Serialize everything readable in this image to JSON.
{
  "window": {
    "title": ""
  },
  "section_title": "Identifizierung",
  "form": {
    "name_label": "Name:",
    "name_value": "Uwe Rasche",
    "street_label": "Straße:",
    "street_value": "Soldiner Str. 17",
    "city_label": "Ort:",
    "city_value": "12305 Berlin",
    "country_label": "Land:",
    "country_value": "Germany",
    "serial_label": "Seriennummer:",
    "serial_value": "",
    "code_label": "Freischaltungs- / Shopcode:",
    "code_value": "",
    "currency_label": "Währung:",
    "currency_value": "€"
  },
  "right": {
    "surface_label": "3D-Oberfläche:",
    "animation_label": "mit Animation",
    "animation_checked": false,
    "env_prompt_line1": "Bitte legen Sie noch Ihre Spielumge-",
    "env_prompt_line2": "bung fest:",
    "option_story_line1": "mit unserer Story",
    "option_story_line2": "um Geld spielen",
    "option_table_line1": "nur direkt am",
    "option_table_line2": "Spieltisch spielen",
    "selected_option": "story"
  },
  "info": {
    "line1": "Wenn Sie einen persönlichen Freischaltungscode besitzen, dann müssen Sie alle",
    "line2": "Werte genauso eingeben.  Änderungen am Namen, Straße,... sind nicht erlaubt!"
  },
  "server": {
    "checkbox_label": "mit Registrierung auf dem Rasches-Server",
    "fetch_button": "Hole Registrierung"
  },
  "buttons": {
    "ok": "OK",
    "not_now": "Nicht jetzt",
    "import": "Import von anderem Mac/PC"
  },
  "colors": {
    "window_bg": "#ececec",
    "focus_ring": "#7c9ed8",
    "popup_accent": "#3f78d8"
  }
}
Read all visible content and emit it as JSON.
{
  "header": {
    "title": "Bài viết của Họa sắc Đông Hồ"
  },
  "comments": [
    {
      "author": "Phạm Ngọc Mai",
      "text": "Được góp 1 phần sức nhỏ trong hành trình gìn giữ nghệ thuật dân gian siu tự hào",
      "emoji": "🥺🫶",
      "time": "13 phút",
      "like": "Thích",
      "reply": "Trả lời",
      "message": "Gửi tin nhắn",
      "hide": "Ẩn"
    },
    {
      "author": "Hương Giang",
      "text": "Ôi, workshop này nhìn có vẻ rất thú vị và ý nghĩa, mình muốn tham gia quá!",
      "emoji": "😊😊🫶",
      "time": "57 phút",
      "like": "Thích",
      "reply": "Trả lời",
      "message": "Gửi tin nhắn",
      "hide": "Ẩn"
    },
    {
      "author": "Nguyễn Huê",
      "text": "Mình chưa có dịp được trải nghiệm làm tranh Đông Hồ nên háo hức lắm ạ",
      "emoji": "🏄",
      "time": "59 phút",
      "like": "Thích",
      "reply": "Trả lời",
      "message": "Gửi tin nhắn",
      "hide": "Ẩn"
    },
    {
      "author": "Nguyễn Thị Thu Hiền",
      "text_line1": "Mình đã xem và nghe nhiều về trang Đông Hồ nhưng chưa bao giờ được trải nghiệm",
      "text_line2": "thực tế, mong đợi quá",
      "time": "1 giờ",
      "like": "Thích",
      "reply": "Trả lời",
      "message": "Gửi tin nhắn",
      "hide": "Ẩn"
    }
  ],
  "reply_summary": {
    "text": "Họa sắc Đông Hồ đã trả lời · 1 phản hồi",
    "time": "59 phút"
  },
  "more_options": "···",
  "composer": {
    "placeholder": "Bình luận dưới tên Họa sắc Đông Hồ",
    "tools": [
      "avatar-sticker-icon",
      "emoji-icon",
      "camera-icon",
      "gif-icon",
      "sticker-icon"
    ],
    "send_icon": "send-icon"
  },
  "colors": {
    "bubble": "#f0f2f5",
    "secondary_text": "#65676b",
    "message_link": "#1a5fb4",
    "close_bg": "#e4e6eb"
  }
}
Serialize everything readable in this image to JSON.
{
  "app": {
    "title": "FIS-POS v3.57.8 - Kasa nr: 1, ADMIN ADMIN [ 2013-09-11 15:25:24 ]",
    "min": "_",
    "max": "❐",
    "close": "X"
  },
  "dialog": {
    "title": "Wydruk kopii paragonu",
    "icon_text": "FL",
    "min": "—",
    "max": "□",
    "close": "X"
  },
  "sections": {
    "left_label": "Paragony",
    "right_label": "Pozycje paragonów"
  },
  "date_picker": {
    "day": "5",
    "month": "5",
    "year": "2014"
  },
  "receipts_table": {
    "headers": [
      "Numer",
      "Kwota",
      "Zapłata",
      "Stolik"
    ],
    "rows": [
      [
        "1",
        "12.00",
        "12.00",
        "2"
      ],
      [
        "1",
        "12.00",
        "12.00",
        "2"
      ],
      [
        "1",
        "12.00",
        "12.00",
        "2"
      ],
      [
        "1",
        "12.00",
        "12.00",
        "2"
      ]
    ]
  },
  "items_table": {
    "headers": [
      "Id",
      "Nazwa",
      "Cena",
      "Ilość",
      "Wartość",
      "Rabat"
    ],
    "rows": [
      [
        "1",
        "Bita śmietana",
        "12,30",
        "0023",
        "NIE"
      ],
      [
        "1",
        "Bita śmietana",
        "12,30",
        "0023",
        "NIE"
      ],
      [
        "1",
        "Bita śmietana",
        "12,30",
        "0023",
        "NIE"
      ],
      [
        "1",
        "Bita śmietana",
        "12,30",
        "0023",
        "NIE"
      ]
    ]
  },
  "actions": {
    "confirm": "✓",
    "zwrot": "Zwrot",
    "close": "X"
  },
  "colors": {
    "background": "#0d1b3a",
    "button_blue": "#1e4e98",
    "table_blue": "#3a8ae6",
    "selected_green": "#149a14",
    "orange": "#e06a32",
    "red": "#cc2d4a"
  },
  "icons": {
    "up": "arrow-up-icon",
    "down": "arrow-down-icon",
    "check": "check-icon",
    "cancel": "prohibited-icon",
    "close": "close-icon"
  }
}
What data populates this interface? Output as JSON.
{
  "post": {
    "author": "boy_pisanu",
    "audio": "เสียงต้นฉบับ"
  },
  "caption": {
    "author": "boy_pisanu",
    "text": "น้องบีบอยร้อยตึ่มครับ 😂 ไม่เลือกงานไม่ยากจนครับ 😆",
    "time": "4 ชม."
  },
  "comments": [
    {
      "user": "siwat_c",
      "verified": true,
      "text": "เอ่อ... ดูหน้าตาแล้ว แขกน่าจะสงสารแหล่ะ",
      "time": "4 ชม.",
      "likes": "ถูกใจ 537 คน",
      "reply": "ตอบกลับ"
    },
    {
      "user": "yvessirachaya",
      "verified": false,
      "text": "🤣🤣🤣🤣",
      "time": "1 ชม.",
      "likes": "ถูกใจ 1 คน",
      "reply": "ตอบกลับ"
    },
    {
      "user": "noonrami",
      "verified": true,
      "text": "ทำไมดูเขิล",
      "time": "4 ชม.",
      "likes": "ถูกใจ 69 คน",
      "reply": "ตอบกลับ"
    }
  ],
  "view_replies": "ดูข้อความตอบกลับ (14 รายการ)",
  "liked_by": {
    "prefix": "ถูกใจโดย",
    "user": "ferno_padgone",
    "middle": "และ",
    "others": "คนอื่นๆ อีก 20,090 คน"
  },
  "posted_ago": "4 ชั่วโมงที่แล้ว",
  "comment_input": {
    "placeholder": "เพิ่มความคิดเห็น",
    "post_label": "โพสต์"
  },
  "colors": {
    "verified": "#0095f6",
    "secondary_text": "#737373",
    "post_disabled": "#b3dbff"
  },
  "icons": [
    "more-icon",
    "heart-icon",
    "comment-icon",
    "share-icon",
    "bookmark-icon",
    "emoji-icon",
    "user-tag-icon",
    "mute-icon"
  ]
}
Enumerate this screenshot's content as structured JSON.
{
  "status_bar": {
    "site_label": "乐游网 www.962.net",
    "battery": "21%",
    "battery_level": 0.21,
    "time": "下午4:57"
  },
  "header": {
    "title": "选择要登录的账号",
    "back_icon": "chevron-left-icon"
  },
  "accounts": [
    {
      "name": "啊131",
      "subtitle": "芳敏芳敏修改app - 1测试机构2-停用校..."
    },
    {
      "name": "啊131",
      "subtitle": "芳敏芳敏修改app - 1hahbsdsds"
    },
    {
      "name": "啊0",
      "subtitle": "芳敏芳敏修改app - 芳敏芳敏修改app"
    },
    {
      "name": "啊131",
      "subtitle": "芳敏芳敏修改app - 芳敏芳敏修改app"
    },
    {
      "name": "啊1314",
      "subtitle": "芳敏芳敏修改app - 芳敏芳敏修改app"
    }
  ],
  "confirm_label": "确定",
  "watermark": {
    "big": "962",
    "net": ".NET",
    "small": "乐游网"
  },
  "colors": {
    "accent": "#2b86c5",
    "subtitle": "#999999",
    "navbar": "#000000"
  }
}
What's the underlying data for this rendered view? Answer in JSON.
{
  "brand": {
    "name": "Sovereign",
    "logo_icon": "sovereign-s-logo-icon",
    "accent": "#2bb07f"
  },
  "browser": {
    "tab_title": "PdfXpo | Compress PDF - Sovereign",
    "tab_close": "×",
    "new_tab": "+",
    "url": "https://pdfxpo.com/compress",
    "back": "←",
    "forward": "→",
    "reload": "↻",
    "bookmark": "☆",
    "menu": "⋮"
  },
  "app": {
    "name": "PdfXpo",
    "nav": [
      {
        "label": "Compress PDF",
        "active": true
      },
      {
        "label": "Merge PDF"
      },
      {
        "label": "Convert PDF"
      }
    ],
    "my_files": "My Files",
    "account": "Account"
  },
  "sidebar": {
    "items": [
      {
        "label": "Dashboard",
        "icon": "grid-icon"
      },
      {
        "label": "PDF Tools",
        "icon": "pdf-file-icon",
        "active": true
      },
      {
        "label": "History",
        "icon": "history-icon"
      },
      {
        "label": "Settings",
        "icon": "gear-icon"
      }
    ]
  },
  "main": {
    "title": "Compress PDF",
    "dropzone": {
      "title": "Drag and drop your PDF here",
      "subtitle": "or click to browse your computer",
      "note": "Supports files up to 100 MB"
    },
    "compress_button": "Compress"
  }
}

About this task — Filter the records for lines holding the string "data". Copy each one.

Your solution —
What data populates this interface? Output as JSON.
What's the underlying data for this rendered view? Answer in JSON.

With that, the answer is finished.